Users can always make an informed choice as to whether they should proceed with certain services offered by InformIT. If you choose to remove yourself from our mailing list(s) simply visit the following page and uncheck any communication you no longer want to receive: www.informit.com/u.aspx.

Sale of Personal Information

Pearson does not rent or sell personal information in exchange for any payment of money.

While Pearson does not sell personal information, as defined in Nevada law, Nevada residents may email a request for no sale of their personal information to NevadaDesignatedRequest@pearson.com.

Supplemental Privacy Statement for California Residents

California residents should read our Supplemental privacy statement for California residents in conjunction with this Privacy Notice.

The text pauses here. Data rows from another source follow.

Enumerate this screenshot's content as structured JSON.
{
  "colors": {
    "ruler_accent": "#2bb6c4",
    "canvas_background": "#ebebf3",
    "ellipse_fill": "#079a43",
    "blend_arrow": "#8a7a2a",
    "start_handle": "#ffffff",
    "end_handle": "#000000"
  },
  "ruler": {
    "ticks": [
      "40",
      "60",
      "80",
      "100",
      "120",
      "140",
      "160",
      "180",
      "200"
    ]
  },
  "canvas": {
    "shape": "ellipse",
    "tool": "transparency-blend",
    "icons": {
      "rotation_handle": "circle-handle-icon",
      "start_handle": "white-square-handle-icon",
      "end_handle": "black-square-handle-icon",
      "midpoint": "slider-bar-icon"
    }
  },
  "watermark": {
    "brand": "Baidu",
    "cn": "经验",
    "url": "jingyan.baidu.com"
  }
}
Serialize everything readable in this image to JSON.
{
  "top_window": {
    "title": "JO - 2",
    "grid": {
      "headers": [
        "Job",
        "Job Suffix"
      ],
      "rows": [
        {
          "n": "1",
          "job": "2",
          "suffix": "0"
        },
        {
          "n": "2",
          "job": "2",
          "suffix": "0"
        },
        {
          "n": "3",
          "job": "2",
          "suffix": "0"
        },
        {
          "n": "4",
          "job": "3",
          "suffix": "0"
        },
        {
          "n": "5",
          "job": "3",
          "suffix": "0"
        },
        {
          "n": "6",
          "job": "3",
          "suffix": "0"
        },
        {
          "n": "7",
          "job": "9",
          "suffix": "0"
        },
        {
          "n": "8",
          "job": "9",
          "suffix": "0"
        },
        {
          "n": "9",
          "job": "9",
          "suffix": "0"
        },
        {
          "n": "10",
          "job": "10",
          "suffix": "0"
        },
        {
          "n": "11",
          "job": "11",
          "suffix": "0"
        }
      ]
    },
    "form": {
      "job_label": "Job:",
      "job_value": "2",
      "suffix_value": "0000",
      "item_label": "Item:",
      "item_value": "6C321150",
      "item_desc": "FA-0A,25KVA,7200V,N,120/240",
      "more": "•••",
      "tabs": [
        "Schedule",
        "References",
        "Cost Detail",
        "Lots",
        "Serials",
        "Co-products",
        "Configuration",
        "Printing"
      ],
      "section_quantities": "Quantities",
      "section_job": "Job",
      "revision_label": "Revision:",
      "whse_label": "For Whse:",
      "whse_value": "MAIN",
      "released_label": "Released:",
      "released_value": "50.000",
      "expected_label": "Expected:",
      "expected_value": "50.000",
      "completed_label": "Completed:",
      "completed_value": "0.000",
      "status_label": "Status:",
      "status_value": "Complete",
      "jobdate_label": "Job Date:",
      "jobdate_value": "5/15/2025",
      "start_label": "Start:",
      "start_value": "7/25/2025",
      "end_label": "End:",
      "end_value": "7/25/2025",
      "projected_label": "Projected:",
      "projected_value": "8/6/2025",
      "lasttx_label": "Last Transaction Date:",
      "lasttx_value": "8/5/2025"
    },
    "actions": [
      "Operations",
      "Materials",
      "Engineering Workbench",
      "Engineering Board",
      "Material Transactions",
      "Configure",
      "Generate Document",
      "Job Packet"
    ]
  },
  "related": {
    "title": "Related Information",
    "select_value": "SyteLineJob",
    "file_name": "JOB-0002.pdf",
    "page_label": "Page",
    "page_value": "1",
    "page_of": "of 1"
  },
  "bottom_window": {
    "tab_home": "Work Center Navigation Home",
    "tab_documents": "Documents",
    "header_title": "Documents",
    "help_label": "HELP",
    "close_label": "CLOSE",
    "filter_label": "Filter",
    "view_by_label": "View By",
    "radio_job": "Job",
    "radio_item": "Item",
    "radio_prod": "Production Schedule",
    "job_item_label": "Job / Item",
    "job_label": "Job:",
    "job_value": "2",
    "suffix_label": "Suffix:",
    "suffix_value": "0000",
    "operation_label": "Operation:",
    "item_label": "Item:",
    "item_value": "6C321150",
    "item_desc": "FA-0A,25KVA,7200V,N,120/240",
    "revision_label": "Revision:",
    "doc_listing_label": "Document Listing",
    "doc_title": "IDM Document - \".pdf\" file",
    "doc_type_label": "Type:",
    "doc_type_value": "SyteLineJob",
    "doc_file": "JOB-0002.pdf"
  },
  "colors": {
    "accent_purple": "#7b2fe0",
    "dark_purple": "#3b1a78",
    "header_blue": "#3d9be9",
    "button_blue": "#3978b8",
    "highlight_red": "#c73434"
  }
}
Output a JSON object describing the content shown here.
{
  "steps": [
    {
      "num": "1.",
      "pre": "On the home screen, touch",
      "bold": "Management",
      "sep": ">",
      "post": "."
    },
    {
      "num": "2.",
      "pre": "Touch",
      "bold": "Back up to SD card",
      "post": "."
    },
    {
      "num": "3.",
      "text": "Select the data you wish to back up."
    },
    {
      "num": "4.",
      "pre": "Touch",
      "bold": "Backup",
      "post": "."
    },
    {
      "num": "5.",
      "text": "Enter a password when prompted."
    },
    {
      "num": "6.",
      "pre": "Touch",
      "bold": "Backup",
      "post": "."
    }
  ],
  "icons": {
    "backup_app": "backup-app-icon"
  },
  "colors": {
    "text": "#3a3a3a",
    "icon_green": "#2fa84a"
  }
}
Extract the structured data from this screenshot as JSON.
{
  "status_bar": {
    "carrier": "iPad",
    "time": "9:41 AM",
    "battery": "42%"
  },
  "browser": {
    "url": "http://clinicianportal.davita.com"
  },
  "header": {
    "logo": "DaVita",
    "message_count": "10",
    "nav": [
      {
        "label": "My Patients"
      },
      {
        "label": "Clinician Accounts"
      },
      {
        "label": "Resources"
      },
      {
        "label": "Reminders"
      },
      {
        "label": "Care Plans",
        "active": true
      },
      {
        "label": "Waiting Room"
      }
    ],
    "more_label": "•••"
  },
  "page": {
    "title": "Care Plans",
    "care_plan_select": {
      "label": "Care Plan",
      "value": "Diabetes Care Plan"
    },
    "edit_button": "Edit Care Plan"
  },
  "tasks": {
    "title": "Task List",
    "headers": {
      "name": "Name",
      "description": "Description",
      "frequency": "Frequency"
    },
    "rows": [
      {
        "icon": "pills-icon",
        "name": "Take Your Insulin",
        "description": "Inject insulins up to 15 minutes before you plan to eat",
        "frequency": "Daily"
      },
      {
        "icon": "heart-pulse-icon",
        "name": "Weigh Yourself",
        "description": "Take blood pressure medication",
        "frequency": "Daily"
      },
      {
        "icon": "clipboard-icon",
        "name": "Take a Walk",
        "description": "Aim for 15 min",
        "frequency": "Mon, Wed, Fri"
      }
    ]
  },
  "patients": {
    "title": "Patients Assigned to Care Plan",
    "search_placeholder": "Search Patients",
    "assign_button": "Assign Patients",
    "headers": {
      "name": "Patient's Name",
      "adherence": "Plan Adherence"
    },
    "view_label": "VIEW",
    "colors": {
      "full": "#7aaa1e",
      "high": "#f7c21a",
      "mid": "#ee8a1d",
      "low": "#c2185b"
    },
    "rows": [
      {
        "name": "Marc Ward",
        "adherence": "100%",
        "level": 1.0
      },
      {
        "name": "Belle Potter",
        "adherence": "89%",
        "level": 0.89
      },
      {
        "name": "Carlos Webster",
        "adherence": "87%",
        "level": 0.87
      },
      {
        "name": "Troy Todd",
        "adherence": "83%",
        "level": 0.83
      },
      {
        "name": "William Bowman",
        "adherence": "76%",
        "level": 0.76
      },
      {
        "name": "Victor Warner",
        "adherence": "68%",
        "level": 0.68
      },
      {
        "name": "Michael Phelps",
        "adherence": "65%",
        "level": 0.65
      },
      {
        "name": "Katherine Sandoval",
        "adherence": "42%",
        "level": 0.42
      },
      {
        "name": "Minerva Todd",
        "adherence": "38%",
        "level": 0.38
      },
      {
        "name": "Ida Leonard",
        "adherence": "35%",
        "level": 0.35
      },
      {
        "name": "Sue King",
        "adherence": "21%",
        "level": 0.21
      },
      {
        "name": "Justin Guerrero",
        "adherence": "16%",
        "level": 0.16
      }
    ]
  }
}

The Supplemental privacy statement for California residents explains Pearson's commitment to comply with California law and applies to personal information of California residents collected in connection with this site and the Services.

Sharing and Disclosure

Pearson may disclose personal information, as follows:

  • As required by law.
  • With the consent of the individual (or their parent, if the individual is a minor)
  • In response to a subpoena, court order or legal process, to the extent permitted or required by law
  • To protect the security and safety of individuals, data, assets and systems, consistent with applicable law
  • In connection the sale, joint venture or other transfer of some or all of its company or assets, subject to the provisions of this Privacy Notice
  • To investigate or address actual or suspected fraud or other illegal activities
  • To exercise its legal rights, including enforcement of the Terms of Use for this site or another contract
  • To affiliated Pearson companies and other companies and organizations who perform work for Pearson and are obligated to protect the privacy of personal information consistent with this Privacy Notice
  • To a school, organization, company or government agency, where Pearson collects or processes the personal information in a school setting or on behalf of such organization, company or government agency.


This web site contains links to other sites. Please be aware that we are not responsible for the privacy practices of such other sites. We encourage our users to be aware when they leave our site and to read the privacy statements of each and every web site that collects Personal Information. This privacy statement applies solely to information collected by this web site.

Requests and Contact

Please contact us about this Privacy Notice or if you have any requests or questions relating to the privacy of your personal information.

Changes to this Privacy Notice

We may revise this Privacy Notice through an updated posting. We will identify the effective date of the revision in the posting. Often, updates are made to provide greater clarity or to comply with changes in regulatory requirements. If the updates involve material changes to the collection, protection, use or disclosure of Personal Information, Pearson will provide notice of the change through a conspicuous notice on this site or other appropriate way. Continued use of the site after the effective date of a posted revision evidences acceptance. Please contact us if you have questions or concerns about the Privacy Notice or any objection to any revisions.

Last Update: November 17, 2020